      Every cat is unique and sometimes litter adjustments can make all the difference.

  2. I’ve had to change the litter boxes around when some of my cats became older to make it easier for them to get to it. Like not having to jump so much. I have been lucky as not really any issues. Just one cat was a butt raiser when he peed so just got one of those higher boxes. And he was a litter thrower. My kitten can throw her litter too. LOL. I can’t stand a dirty box so I am always cleaning out their deposits.

    • We have been fortunate too with no long-term litterbox issues. Eddie is a thrower, so we have a box that is higher on three sides too. With the new longer box, he doesn’t seem to throw litter which is interesting. My office is across the hall from one of the litterboxes so it is in my best interest as well to keep it clean. 😉

  3. I think this information is nothing new.

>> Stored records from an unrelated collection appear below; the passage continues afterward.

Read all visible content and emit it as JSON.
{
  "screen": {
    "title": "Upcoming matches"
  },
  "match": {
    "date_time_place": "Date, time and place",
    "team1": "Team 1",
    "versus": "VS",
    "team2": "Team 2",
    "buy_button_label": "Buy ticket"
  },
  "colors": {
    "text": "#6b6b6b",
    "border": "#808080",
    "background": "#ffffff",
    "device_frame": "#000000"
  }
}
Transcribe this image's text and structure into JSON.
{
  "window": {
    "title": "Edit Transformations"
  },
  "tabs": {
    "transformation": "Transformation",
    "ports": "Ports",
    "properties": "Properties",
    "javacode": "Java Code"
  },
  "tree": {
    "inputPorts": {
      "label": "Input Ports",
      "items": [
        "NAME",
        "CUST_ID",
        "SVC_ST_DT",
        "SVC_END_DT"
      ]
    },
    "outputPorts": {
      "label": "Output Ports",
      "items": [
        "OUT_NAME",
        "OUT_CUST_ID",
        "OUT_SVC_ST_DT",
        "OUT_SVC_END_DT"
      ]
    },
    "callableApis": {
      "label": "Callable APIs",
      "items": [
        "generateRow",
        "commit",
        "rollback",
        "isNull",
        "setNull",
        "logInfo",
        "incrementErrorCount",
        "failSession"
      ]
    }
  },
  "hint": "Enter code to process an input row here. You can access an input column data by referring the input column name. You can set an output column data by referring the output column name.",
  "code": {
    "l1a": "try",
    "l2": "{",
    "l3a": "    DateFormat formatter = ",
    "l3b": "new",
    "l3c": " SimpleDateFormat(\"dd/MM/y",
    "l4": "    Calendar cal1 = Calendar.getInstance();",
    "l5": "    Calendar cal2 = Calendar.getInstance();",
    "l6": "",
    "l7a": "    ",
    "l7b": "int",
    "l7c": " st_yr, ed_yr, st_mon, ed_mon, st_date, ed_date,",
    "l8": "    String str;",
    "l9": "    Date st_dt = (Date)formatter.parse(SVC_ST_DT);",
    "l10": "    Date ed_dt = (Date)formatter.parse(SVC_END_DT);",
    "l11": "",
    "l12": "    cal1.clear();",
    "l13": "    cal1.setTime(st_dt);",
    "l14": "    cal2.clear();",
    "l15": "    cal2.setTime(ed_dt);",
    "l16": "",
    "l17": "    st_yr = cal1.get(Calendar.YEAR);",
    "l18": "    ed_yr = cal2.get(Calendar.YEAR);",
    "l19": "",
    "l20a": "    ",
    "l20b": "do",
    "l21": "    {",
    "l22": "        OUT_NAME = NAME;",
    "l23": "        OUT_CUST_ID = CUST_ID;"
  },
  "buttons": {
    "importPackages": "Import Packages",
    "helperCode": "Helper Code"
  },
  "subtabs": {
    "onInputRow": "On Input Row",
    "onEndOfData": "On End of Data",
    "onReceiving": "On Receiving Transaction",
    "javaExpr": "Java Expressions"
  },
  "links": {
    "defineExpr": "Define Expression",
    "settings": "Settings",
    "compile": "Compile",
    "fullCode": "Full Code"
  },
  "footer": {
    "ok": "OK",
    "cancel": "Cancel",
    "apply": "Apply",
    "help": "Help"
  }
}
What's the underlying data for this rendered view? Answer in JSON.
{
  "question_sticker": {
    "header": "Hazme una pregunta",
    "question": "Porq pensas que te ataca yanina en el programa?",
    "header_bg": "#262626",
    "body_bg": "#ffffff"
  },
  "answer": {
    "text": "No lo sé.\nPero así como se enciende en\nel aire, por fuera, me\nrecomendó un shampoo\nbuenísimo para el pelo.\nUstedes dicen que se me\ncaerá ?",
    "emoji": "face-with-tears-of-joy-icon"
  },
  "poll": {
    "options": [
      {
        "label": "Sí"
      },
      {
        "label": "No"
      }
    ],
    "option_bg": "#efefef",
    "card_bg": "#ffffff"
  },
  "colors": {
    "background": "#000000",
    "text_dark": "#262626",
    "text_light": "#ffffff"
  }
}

  4. I have 7 cats living in my home and 5 litter boxes. Only 4 of the kitties are mine, the rest belong to roommates. We clean out 3/5 litter boxes 2-3 times a day. The other 2 we clean out once a day. When the youngest of the kitties moved in, she decided it was best to go downstairs in the basement, where we didn’t have a litter box. No one ever really went down there. As soon as we threw one down there, she stopped peeing on the rug and used the box, just like a good girl should. I find the rule to not be necessary, unless you’re having problems. I started with 2 litter boxes, and just kept adding more if I noticed any issues. Now it’s been 3 months no problems.
    You don’t need to follow any golden rule, you just have too know your cats, and listen to them when they complain.

    • That is so true, you just have to know your cats. You knew the solution was to put a litterbox in the basement to solve the youngest kittie from peeing on the rug. Many people don’t know how to resolve this type of problem especially first time cat parents. Sometimes we forget that others are new to sharing their home with a cat and need more guidance.